by Janine Booth
Is a neurodivergent worker disabled under UK law?
The law judges this on a case-by-case basis.
The 2010 Equality Act states that an individual is disabled under the law if they have a physical or mental impairment that has a long-term, substantial, adverse effect on their ability to carry out normal day-to-day activities. Whether a dyslexic, dyspraxic or other neurodivergent individual is considered disabled under the law will be judged on that individual’s particular circumstances.
A formal diagnosis is not decisive. This may be good news for people who are on a waiting list and won’t be assessed for several years, but the flip side is that even if you have a formal diagnosis of a neurodivergent condition, that does not guarantee that a Tribunal will consider you to be disabled under the law.
The government has published detailed guidance on the definition of disability. If you are considering a legal case, please read this thoroughly rather than relying on this blog post!
Is a neurodivergent worker disabled under UK law? Five factors.
There are five components to this definition (the guidance groups it as four, putting ‘substantial’ and ‘adverse’ together, but it makes more sense to me as five!):
- physical or mental impairment – You might see your neurodivergence as a difference or an asset, but if you want to persuade a tribunal that you are disabled, you need to argue that it is an impairment. Neurodivergent conditions will count as mental impairments, and may – for example, in some cases of Tourette’s or dyspraxia – count as a physical impairment.
- long-term – The law says that an impairment is long-term if it has lasted, or is likely to last, at least twelve months (or is terminal).

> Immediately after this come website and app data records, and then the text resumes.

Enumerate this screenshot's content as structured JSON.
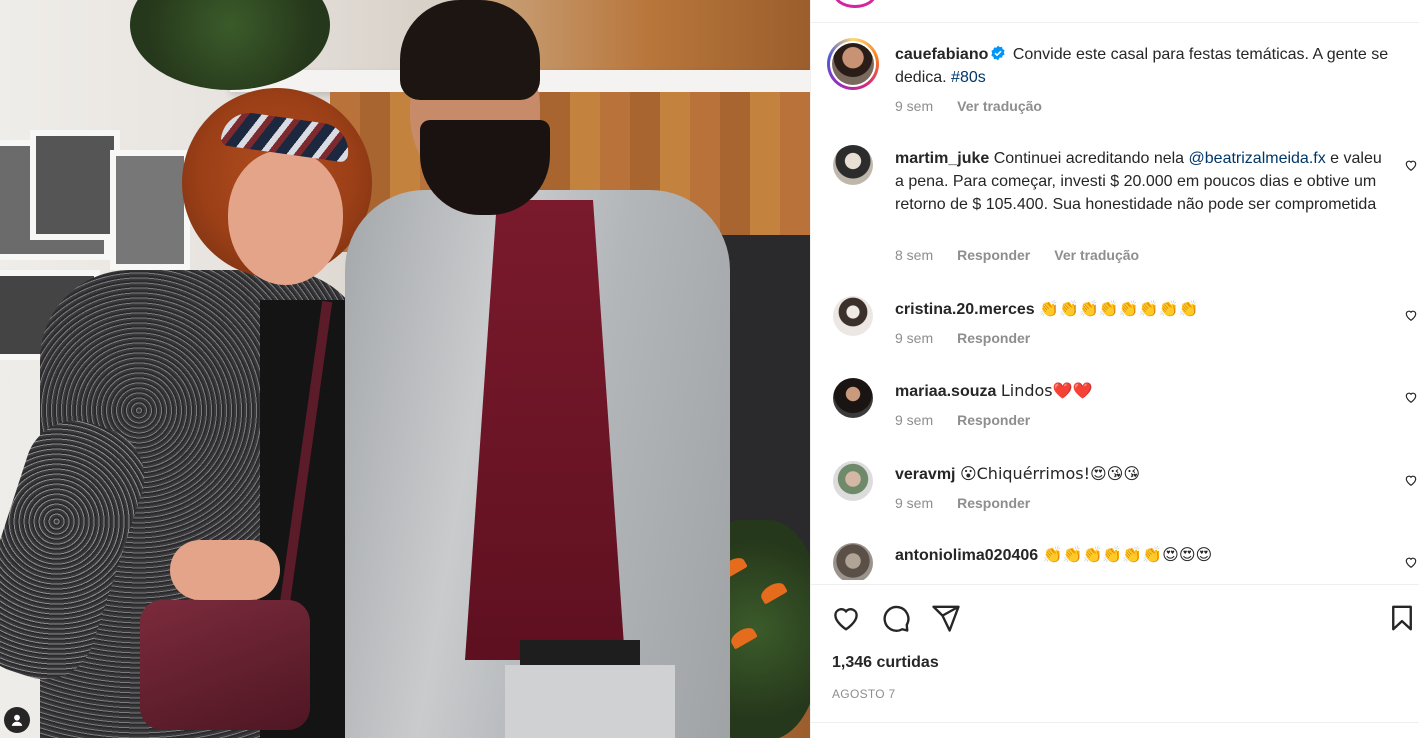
{
  "post": {
    "author": "cauefabiano",
    "caption": "Convide este casal para festas temáticas. A gente se dedica.",
    "hashtag": "#80s",
    "age": "9 sem",
    "translate_label": "Ver tradução"
  },
  "comments": [
    {
      "user": "martim_juke",
      "text_before": "Continuei acreditando nela ",
      "mention": "@beatrizalmeida.fx",
      "text_after": " e valeu a pena. Para começar, investi $ 20.000 em poucos dias e obtive um retorno de $ 105.400. Sua honestidade não pode ser comprometida",
      "age": "8 sem",
      "reply": "Responder",
      "translate": "Ver tradução"
    },
    {
      "user": "cristina.20.merces",
      "text": "👏👏👏👏👏👏👏👏",
      "age": "9 sem",
      "reply": "Responder"
    },
    {
      "user": "mariaa.souza",
      "text": "Lindos❤️❤️",
      "age": "9 sem",
      "reply": "Responder"
    },
    {
      "user": "veravmj",
      "text": "😮Chiquérrimos!😍😘😘",
      "age": "9 sem",
      "reply": "Responder"
    },
    {
      "user": "antoniolima020406",
      "text": "👏👏👏👏👏👏😍😍😍",
      "age": "",
      "reply": ""
    }
  ],
  "footer": {
    "likes": "1,346 curtidas",
    "date": "AGOSTO 7"
  },
  "icons": {
    "like": "heart-icon",
    "comment": "comment-icon",
    "share": "share-icon",
    "save": "bookmark-icon",
    "verified": "verified-badge-icon",
    "profile": "user-icon"
  },
  "colors": {
    "link": "#00376b",
    "muted": "#8e8e8e",
    "verified": "#0095f6"
  }
}
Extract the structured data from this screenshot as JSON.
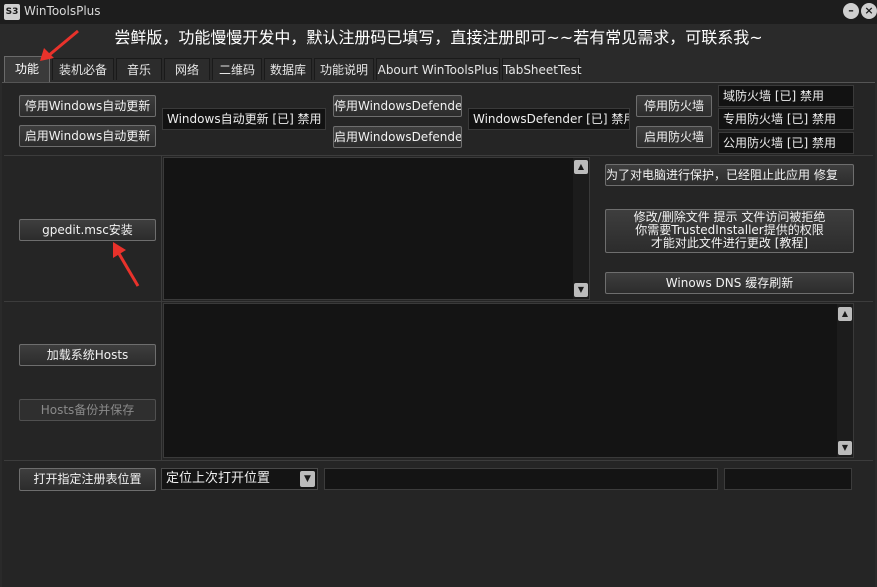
{
  "window": {
    "logo_text": "S3",
    "title": "WinToolsPlus",
    "minimize_glyph": "–",
    "close_glyph": "×"
  },
  "announcement": "尝鲜版，功能慢慢开发中，默认注册码已填写，直接注册即可~~若有常见需求，可联系我~",
  "tabs": [
    {
      "label": "功能",
      "active": true
    },
    {
      "label": "装机必备"
    },
    {
      "label": "音乐"
    },
    {
      "label": "网络"
    },
    {
      "label": "二维码"
    },
    {
      "label": "数据库"
    },
    {
      "label": "功能说明"
    },
    {
      "label": "Abourt WinToolsPlus"
    },
    {
      "label": "TabSheetTest"
    }
  ],
  "updates": {
    "disable_label": "停用Windows自动更新",
    "enable_label": "启用Windows自动更新",
    "status": "Windows自动更新 [已] 禁用"
  },
  "defender": {
    "disable_label": "停用WindowsDefender",
    "enable_label": "启用WindowsDefender",
    "status": "WindowsDefender [已] 禁用"
  },
  "firewall": {
    "disable_label": "停用防火墙",
    "enable_label": "启用防火墙",
    "domain_status": "域防火墙 [已] 禁用",
    "private_status": "专用防火墙 [已] 禁用",
    "public_status": "公用防火墙 [已] 禁用"
  },
  "gpedit": {
    "button_label": "gpedit.msc安装"
  },
  "tools": {
    "protect_fix_label": "为了对电脑进行保护，已经阻止此应用 修复",
    "trusted_line1": "修改/删除文件 提示 文件访问被拒绝",
    "trusted_line2": "你需要TrustedInstaller提供的权限",
    "trusted_line3": "才能对此文件进行更改 [教程]",
    "dns_label": "Winows DNS 缓存刷新"
  },
  "hosts": {
    "load_label": "加载系统Hosts",
    "backup_label": "Hosts备份并保存"
  },
  "registry": {
    "open_label": "打开指定注册表位置",
    "select_value": "定位上次打开位置"
  },
  "icons": {
    "scroll_up": "up-arrow",
    "scroll_down": "down-arrow",
    "dropdown": "chevron-down",
    "annotation": "red-arrow"
  },
  "colors": {
    "annotation_arrow": "#e8322b",
    "background": "#252525",
    "input_background": "#141414"
  }
}
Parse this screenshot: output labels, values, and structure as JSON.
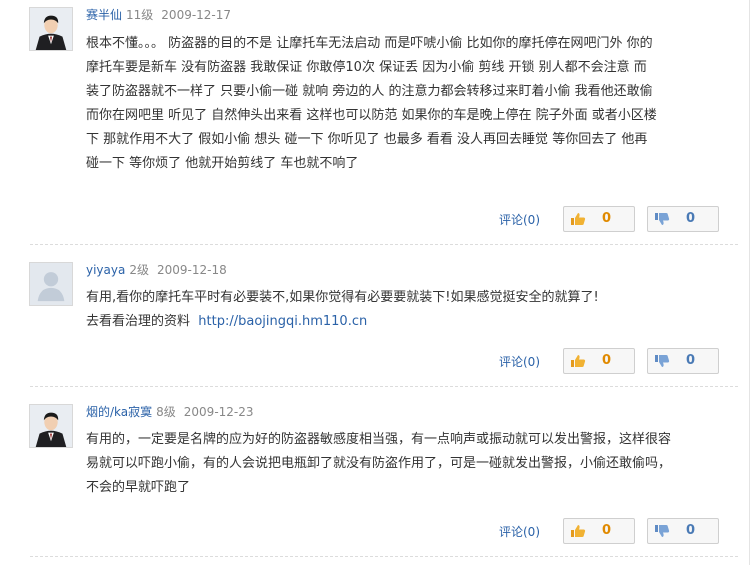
{
  "posts": [
    {
      "user": "赛半仙",
      "level": "11级",
      "date": "2009-12-17",
      "avatar": "avatar-man-suit",
      "lines": [
        "根本不懂。。。  防盗器的目的不是 让摩托车无法启动 而是吓唬小偷 比如你的摩托停在网吧门外 你的",
        "摩托车要是新车 没有防盗器 我敢保证 你敢停10次 保证丢 因为小偷 剪线 开锁 别人都不会注意  而",
        "装了防盗器就不一样了 只要小偷一碰 就响 旁边的人 的注意力都会转移过来盯着小偷 我看他还敢偷",
        "而你在网吧里 听见了 自然伸头出来看   这样也可以防范 如果你的车是晚上停在 院子外面 或者小区楼",
        "下 那就作用不大了 假如小偷 想头 碰一下 你听见了 也最多 看看 没人再回去睡觉 等你回去了 他再",
        "碰一下 等你烦了 他就开始剪线了 车也就不响了"
      ],
      "comment_label": "评论(0)",
      "up_count": "0",
      "down_count": "0"
    },
    {
      "user": "yiyaya",
      "level": "2级",
      "date": "2009-12-18",
      "avatar": "avatar-default-person",
      "lines": [
        "有用,看你的摩托车平时有必要装不,如果你觉得有必要要就装下!如果感觉挺安全的就算了!"
      ],
      "link_prefix": "去看看治理的资料",
      "link_text": "http://baojingqi.hm110.cn",
      "comment_label": "评论(0)",
      "up_count": "0",
      "down_count": "0"
    },
    {
      "user": "烟的/ka寂寞",
      "level": "8级",
      "date": "2009-12-23",
      "avatar": "avatar-man-suit",
      "lines": [
        "有用的，一定要是名牌的应为好的防盗器敏感度相当强，有一点响声或振动就可以发出警报，这样很容",
        "易就可以吓跑小偷，有的人会说把电瓶卸了就没有防盗作用了，可是一碰就发出警报，小偷还敢偷吗，",
        "不会的早就吓跑了"
      ],
      "comment_label": "评论(0)",
      "up_count": "0",
      "down_count": "0"
    }
  ],
  "colors": {
    "link": "#2b62a8",
    "up_count": "#e08a00",
    "down_count": "#4a7ab5"
  },
  "icons": {
    "up": "thumbs-up-icon",
    "down": "thumbs-down-icon"
  }
}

- substantial – The law defines this as ‘more than minor or trivial’; it does not mean ‘pretty big’ as it does in everyday English.
- adverse effect – A tribunal will only consider the negative impacts of a condition. Employers are not allowed to offset these by claiming that you are good at some things and therefore not disabled. In the case of Elliott (an autistic worker) vs Dorset County Council, the Employment Appeal Tribunal ruled in 2021 that the original tribunal had taken the wrong approach by considering Elliott’s strengths, and overturned its decision that he was not disabled.
- normal day-to-day activity – The Equality Act does not define ‘normal day-to-day activity’, but the guidance gives examples, including some which may be relevant to neurodivergent workers: shopping, reading and writing, having a conversation, using the telephone, travelling by various forms of transport, taking part in social activities, interacting with colleagues, following instructions, using a computer, driving, preparing written documents, and keeping to a timetable or a shift pattern.
So, is a neurodivergent worker disabled under UK law?
When a worker makes a legal claim of disability discrimination at work, the case is heard by the Employment Tribunal, the worker is called the Applicant and the employer is the Respondent (the person or body they are complaining about).
The Respondent can challenge whether the Applicant is disabled under the terms of the law. The Employment Tribunal will then hold a hearing to determine this point, before the case progresses to a full hearing.
In many cases, Employment Tribunals have accepted that a neurodivergent worker is disabled. However, here are two examples of Tribunals ruling that a dyslexic person is not disabled:
- In 2019, Herry v Dudley Metropolitan Borough Council, the Employment Appeal Tribunal (EAT) upheld an Employment Judge’s decision that a dyslexic worker was not disabled, finding that he had not shown that his dyslexia had a substantial adverse effect on his ability to carry out normal day-to-day activities.
- In 2021, Iqbal v Mazars LLP, the Employment Tribunal found that a worker was not disabled because his dyslexia had only a ‘minor’ effect on his ability to carry out day-to-day activities.
Is a neurodivergent worker disabled under UK law? The answer is not a straightforward ‘yes’.
A surprising number of sources state boldly that neurodivergence (or a specific type of neurodivergence, such as dyslexia or autism) is classed as a disability under the Equality Act 2010. But that is not how the law works.
It is more accurate to state that neurodivergent individuals are likely to meet the criteria for being recognised as disabled under the law but that it will be judged on a case-by-case basis.
Neurodivergent workers’ legal rights is one of the topics that Red in the Spectrum will address in our series of ten webinars on neurodiversity at work which we will be holding in early 2024.